Overview of Research Centers
Advanced Computing Center for Research and Education (ACCRE)
The Advanced Computing Center for Research and Education (ACCRE) provides state of the art computing, storage, and visualization facilities campus-wide, supporting projects spanning the university's College of Arts and Science, Medical Center, and School of Engineering. ACCRE facilities currently support applications from such diverse fields as geology, particle physics, nanoscience, microelectronics, biophysics, structural biology, proteomics, neuroscience, and human genetics. ACCRE supports the VAnderbilt Multi-Processor Integrated Research Engine (VAMPIRE), a large-scale cluster of personal computers, sometimes called a "Beowulf" system, that has supercomputer performance.
Center for Integrative and Cognitive Neuroscience (CICN)
The Mission of the Center for Integrative and Cognitive Neuroscience (CICN) is to sustain programs of research to elucidate how normal and abnormal behavior and cognition arise from the function of the brain. This is accomplished by facilitating the formation of alliances of investigators with common interests, identifying and supporting opportunities for faculty recruitment, facilitating the acquisition of new collaborative grants and maintenance of existing center grants, and facilitating the acquisition and supervising the administration of core services.
Vanderbilt Kennedy Center for Research on Disabilities and Human Development
The mission of the Vanderbilt Kennedy Center for Research on Disabilities and Human Development is to improve the quality of life of persons with disorders of thinking, learning, perception, communication, mood and emotion caused by disruption of typical development. The center is a national University Center for Excellence in Developmental Disabilities and a Eunice Kennedy Shriver Intellectual and Developmental Disabilities Research Center. The center maintains offices for researchers and is host to a number of professional development and community resource workshops.

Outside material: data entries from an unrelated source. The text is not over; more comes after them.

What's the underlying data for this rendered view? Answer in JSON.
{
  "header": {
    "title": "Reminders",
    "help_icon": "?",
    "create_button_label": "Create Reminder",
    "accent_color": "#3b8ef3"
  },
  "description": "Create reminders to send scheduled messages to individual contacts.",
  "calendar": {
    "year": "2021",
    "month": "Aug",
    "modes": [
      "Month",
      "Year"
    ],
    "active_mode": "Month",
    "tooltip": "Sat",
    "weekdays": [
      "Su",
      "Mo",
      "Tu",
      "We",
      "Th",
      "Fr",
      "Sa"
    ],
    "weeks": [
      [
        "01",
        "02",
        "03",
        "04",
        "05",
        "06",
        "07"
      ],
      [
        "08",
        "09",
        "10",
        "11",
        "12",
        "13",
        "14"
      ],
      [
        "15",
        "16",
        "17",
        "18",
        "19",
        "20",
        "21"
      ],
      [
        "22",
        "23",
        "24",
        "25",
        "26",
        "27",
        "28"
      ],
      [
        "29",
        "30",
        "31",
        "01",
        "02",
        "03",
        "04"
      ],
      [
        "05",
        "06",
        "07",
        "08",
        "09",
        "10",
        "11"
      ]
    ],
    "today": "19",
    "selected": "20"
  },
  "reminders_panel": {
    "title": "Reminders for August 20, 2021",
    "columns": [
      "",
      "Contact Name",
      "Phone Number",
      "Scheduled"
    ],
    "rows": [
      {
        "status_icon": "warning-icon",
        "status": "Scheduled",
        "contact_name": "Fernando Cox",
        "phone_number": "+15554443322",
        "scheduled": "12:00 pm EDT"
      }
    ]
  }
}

Vanderbilt University Institute for Imaging Science (VUIIS)
Vanderbilt has made major institutional commitments to clinical , affective, and cognitive neuroscience research through the creation of the Vanderbilt University Institute for Imaging Science (VUIIS). The VUIIS is headed by renowned MR physicist John Gore. VUIIS supports a wide range of imaging research from physics to molecular biology to cognitive neuroscience. Of particular relevance to human brain research, VUIIS has a state of the art Philips Intera Achieva 3T scanner, and has agreed to purchase a Philips 7T research scanner for installation at the summer of 2006. At that time, the VUIIS will be moving into a brand new building (click here), designed and built especially for it. The scanners are supported by a number of radiological technologists, MR physicists, research associates, including more than fifteen imaging science faculty. The VUIIS also has mechanisms to support pilot research through internal grants.
Vanderbilt Vision Research Center (VVRC)

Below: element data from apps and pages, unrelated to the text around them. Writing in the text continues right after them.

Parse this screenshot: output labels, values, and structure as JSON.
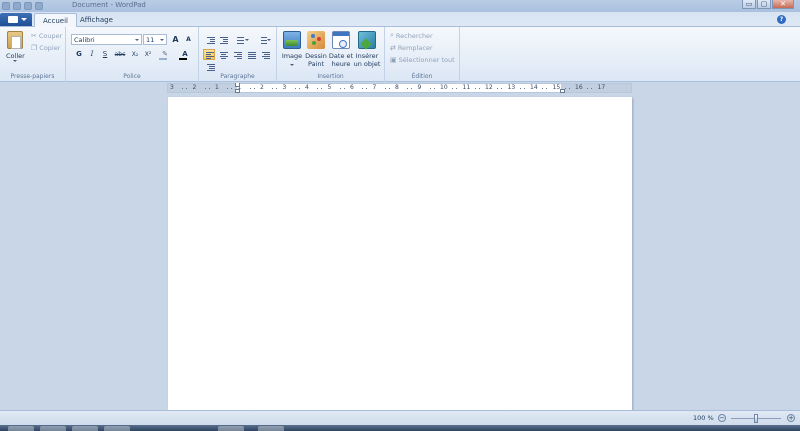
{
  "window": {
    "title": "Document - WordPad",
    "controls": {
      "minimize": "▭",
      "maximize": "▢",
      "close": "✕"
    }
  },
  "tabs": [
    {
      "label": "Accueil",
      "active": true
    },
    {
      "label": "Affichage",
      "active": false
    }
  ],
  "help_label": "?",
  "ribbon": {
    "clipboard": {
      "label": "Presse-papiers",
      "paste": "Coller",
      "cut": "Couper",
      "copy": "Copier"
    },
    "font": {
      "label": "Police",
      "family": "Calibri",
      "size": "11",
      "grow": "A",
      "shrink": "A",
      "bold": "G",
      "italic": "I",
      "underline": "S",
      "strike": "abc",
      "subscript": "X₂",
      "superscript": "X²"
    },
    "paragraph": {
      "label": "Paragraphe"
    },
    "insertion": {
      "label": "Insertion",
      "image": "Image",
      "paint_line1": "Dessin",
      "paint_line2": "Paint",
      "datetime_line1": "Date et",
      "datetime_line2": "heure",
      "object_line1": "Insérer",
      "object_line2": "un objet"
    },
    "editing": {
      "label": "Édition",
      "find": "Rechercher",
      "replace": "Remplacer",
      "select_all": "Sélectionner tout"
    }
  },
  "ruler": {
    "ticks": [
      "3",
      "2",
      "1",
      "1",
      "2",
      "3",
      "4",
      "5",
      "6",
      "7",
      "8",
      "9",
      "10",
      "11",
      "12",
      "13",
      "14",
      "15",
      "16",
      "17"
    ]
  },
  "status": {
    "zoom_label": "100 %",
    "zoom_out": "−",
    "zoom_in": "+",
    "zoom_level": 0.5
  },
  "colors": {
    "accent": "#1e4f97",
    "highlight": "#f8c65a",
    "page": "#ffffff"
  }
}
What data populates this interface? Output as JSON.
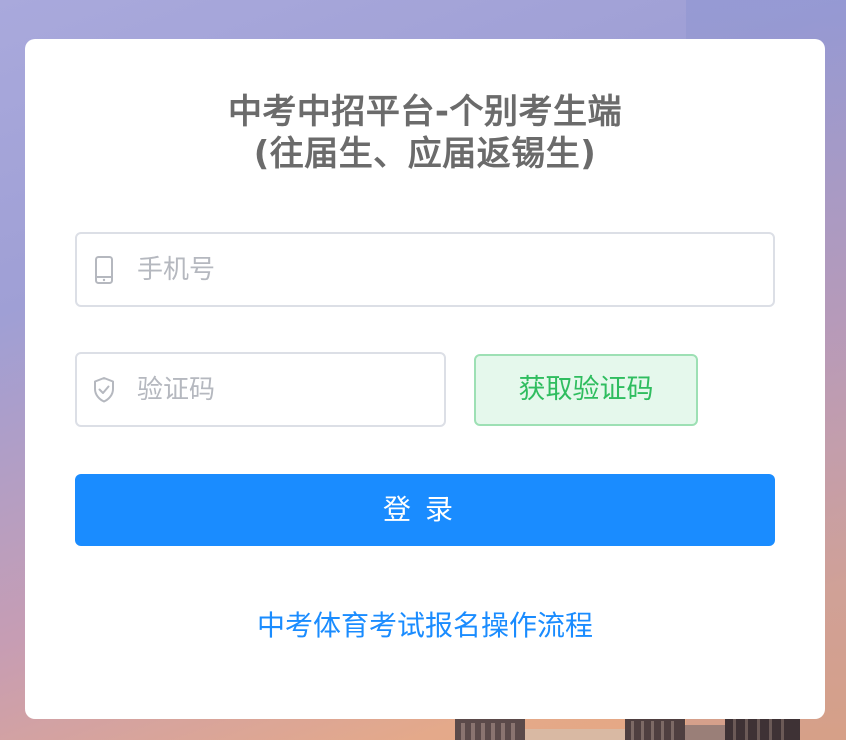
{
  "page": {
    "title_line1": "中考中招平台-个别考生端",
    "title_line2": "(往届生、应届返锡生)"
  },
  "form": {
    "phone": {
      "placeholder": "手机号",
      "value": "",
      "icon": "mobile-phone-icon"
    },
    "code": {
      "placeholder": "验证码",
      "value": "",
      "icon": "shield-check-icon"
    },
    "get_code_label": "获取验证码",
    "login_label": "登录"
  },
  "links": {
    "process_link": "中考体育考试报名操作流程"
  },
  "colors": {
    "primary": "#1a8cff",
    "success_text": "#2fbd5f",
    "success_bg": "#e5f8ec",
    "title_text": "#6b6b6b"
  }
}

The Vanderbilt Vision Research Center (VVRC) administers a core grant and a training grant from the National Eye Institute directed by Dr. David J. Calkins. The VVRC provides core services to 49 vision researchers in 11 departments across the university. Members of the Psychology Department are affiliated with the VVRC. The VVRC supports an administrative assistant, veterinary technician, a histotechnologist phenotyping, a computer systems administrator, a neuroimaging engineer, an instrument maker, in vitro and in vivo imaging, and technicians to facilitate transgenic mouse production and proteomics and genomics analyses. The VVRC sponsors special seminars throughout the academic year.